■ Task to complete ■
From the first line to the last, write out the records exactly, leaving the pictures behind.
Start of Exercise material
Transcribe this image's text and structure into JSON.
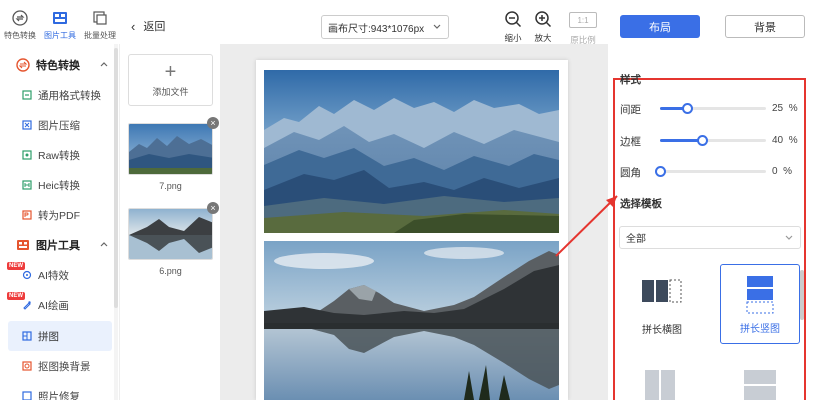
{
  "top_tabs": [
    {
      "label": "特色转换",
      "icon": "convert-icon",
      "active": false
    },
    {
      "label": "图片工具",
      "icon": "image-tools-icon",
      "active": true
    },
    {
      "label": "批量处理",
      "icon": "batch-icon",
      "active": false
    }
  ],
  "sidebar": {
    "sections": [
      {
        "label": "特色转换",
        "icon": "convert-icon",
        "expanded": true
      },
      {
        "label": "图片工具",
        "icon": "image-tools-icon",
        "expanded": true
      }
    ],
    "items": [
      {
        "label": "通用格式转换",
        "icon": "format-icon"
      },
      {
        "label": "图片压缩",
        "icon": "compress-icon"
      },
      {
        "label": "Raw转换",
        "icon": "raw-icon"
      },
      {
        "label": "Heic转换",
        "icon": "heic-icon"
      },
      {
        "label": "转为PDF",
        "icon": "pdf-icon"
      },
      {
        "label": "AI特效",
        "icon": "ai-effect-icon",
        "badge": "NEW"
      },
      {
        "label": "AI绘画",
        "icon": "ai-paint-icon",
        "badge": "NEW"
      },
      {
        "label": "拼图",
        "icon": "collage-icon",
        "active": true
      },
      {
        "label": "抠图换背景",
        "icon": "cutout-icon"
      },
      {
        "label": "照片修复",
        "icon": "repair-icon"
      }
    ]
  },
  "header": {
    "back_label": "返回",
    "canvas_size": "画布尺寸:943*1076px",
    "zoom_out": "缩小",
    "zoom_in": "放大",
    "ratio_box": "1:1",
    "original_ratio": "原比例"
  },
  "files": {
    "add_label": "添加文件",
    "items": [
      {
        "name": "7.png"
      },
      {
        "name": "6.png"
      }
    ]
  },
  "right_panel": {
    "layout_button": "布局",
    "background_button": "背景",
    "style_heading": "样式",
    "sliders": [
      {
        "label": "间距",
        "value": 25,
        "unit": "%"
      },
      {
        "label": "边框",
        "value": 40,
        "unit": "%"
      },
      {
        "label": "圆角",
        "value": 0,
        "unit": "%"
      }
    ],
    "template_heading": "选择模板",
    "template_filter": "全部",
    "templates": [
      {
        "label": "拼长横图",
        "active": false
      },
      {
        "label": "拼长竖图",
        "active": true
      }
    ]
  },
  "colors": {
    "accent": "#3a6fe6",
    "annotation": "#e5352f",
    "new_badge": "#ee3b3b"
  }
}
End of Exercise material
■ Answer section ■
Transcribe this image's text and structure into JSON.
{
  "top_tabs": [
    {
      "label": "特色转换",
      "icon": "convert-icon",
      "active": false
    },
    {
      "label": "图片工具",
      "icon": "image-tools-icon",
      "active": true
    },
    {
      "label": "批量处理",
      "icon": "batch-icon",
      "active": false
    }
  ],
  "sidebar": {
    "sections": [
      {
        "label": "特色转换",
        "icon": "convert-icon",
        "expanded": true
      },
      {
        "label": "图片工具",
        "icon": "image-tools-icon",
        "expanded": true
      }
    ],
    "items": [
      {
        "label": "通用格式转换",
        "icon": "format-icon"
      },
      {
        "label": "图片压缩",
        "icon": "compress-icon"
      },
      {
        "label": "Raw转换",
        "icon": "raw-icon"
      },
      {
        "label": "Heic转换",
        "icon": "heic-icon"
      },
      {
        "label": "转为PDF",
        "icon": "pdf-icon"
      },
      {
        "label": "AI特效",
        "icon": "ai-effect-icon",
        "badge": "NEW"
      },
      {
        "label": "AI绘画",
        "icon": "ai-paint-icon",
        "badge": "NEW"
      },
      {
        "label": "拼图",
        "icon": "collage-icon",
        "active": true
      },
      {
        "label": "抠图换背景",
        "icon": "cutout-icon"
      },
      {
        "label": "照片修复",
        "icon": "repair-icon"
      }
    ]
  },
  "header": {
    "back_label": "返回",
    "canvas_size": "画布尺寸:943*1076px",
    "zoom_out": "缩小",
    "zoom_in": "放大",
    "ratio_box": "1:1",
    "original_ratio": "原比例"
  },
  "files": {
    "add_label": "添加文件",
    "items": [
      {
        "name": "7.png"
      },
      {
        "name": "6.png"
      }
    ]
  },
  "right_panel": {
    "layout_button": "布局",
    "background_button": "背景",
    "style_heading": "样式",
    "sliders": [
      {
        "label": "间距",
        "value": 25,
        "unit": "%"
      },
      {
        "label": "边框",
        "value": 40,
        "unit": "%"
      },
      {
        "label": "圆角",
        "value": 0,
        "unit": "%"
      }
    ],
    "template_heading": "选择模板",
    "template_filter": "全部",
    "templates": [
      {
        "label": "拼长横图",
        "active": false
      },
      {
        "label": "拼长竖图",
        "active": true
      }
    ]
  },
  "colors": {
    "accent": "#3a6fe6",
    "annotation": "#e5352f",
    "new_badge": "#ee3b3b"
  }
}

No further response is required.